E2894. Blow by Blow: A Detailed Review of Facial Trauma Imaging
  1. Sungmee Park; University of California, Irvine
  2. Katherine Wei; University of California, Irvine
  3. Bradley Roth; University of California, Irvine
  4. Jeanette Meraz; University of California, Irvine
  5. Riya Bansal; University of California, Irvine
  6. Roozbeh Houshyar; University of California, Irvine
  7. Edward Kuoy; University of California, Irvine
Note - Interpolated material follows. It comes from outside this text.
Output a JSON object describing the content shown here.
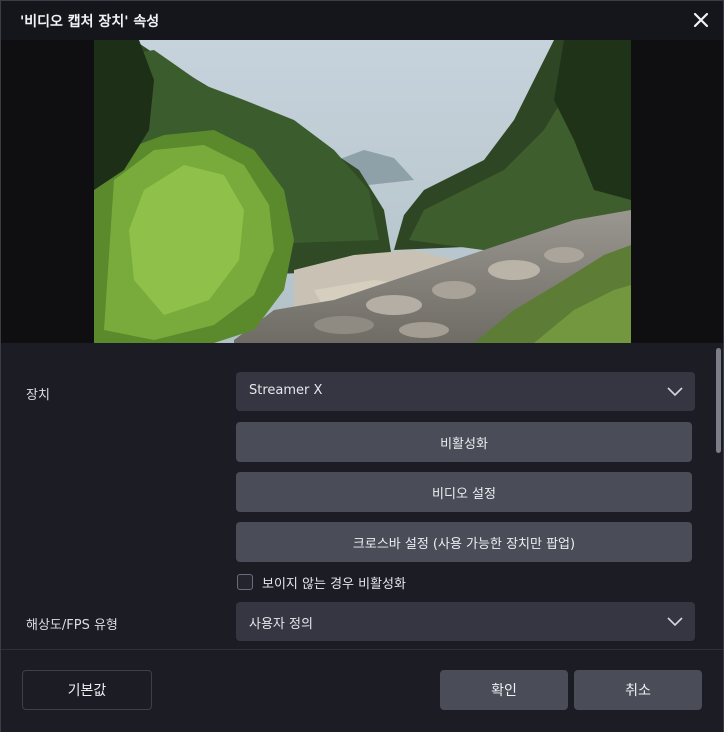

Facial and temporal bone fractures are some of the most frequently encountered traumatic injuries in the emergency department and may frequently fall in predictable patterns. Facial fractures are some of the most common injuries worldwide and can result in irreversible damage and/or disfigurement. Understanding the mechanisms underlying these fracture patterns as well as their potential complications is essential to conveying radiological findings in an effective manner to clinicians, and thus guiding patient management. With this goal in mind, we will discuss several complexes and surgically relevant classification systems of facial and temporal bone trauma and elaborate upon important complications that can be seen with specific types of injuries.
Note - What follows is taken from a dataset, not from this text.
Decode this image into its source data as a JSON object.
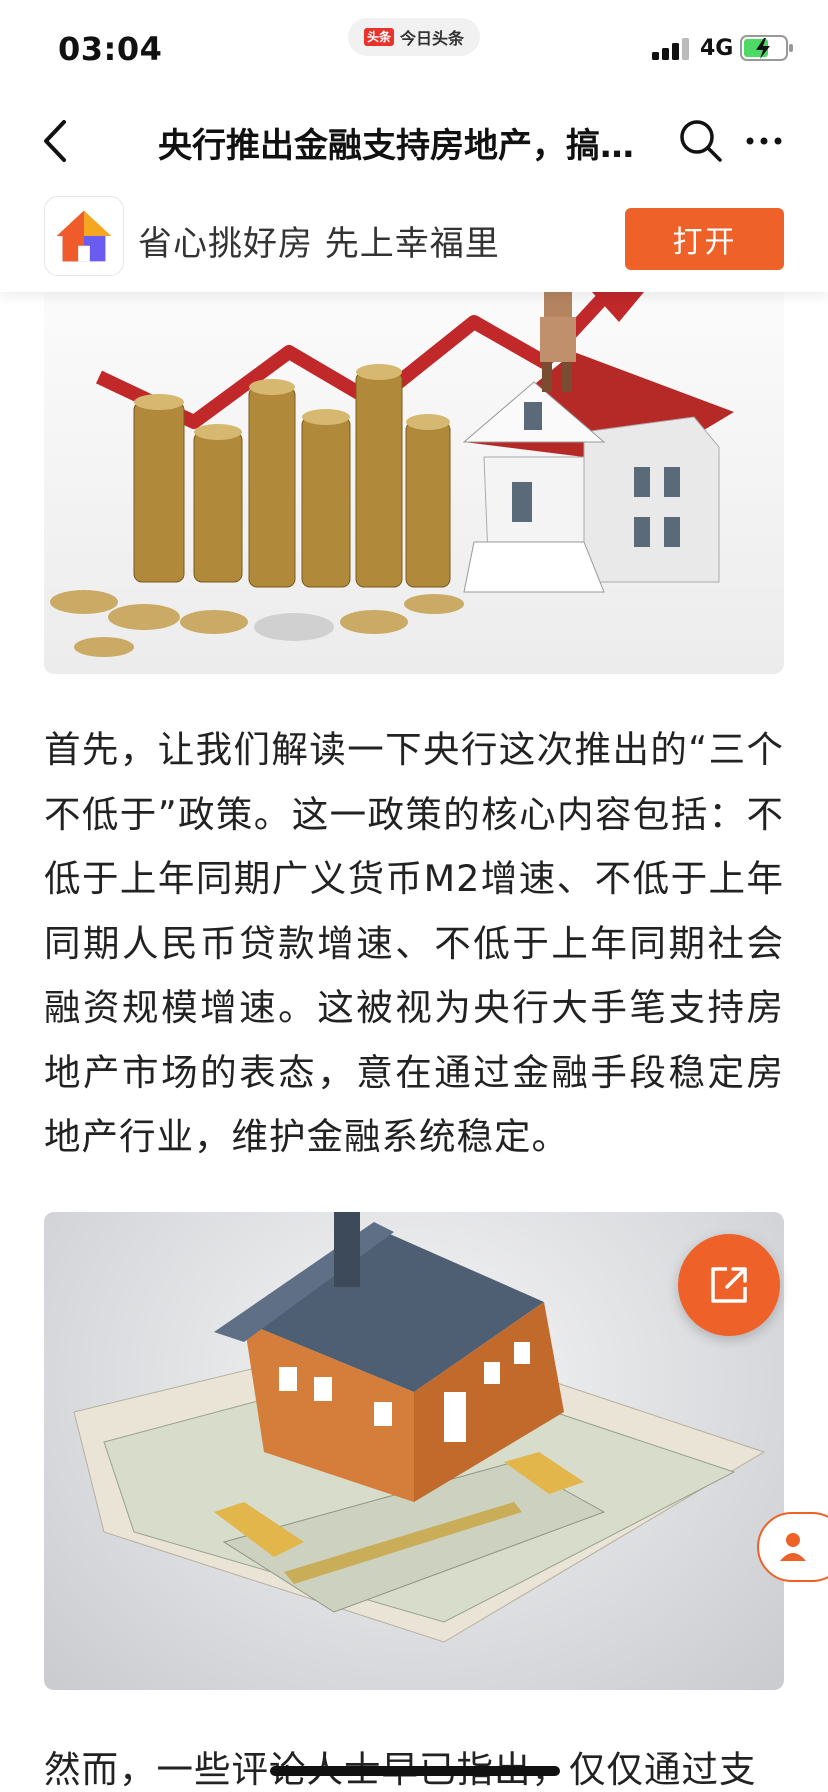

Educational Goals / Teaching Points
Our objective is to provide an in-depth overview of common facial fracture patterns and important sites of involvement to look for in temporal fractures. We will review surgically relevant classification systems and discuss important clinical complications.

Key Anatomic/Physiologic Issues and Imaging Findings/Techniques
We will give a brief overview on the major anatomic landmarks of the facial and temporal bones with attention to areas that are important to assess in the trauma setting. The most frequently encountered facial fracture complexes include the Le Fort midface fracture complexes, the zygomaticomaxillary complex (ZMC), and the naso-orbito-ethmoidal (NOE) complex. The Le Fort I, II, and III fractures can be broadly described as the “floating palate”, “floating maxilla”, and “craniofacial dissociation,” respectively, with all three fracture complexes involving the pterygoid plates. Malocclusion is a frequent complication of Le Fort fractures. ZMC fractures involve four sites of injury — the lateral orbital rim, inferior orbital rim, zygomaticomaxillary buttress, and the zygomatic arch. Complications that can be seen with ZMC fractures include facial asymmetry, enophthalmos, and restricted mouth opening from coronoid impingement. NOE fractures typically result from high-energy blunt trauma and can coexist with ZMC and panfacial fractures. The most important complication which can result from a NOE fracture is disruption of the medial canthal tendon, which may result in hypertelorism. Temporal bone fractures can be broadly classified into transverse and longitudinal orientations, although pinpointing important sites of involvement including the carotid canal, otic capsule, facial nerve canal, tegmen, and ossicular chain is more clinically relevant.

When encountering facial and temporal bone fractures, it is important to recognize the potential patterns of involvement and key sites of involvement that may alter a patient’s clinical course.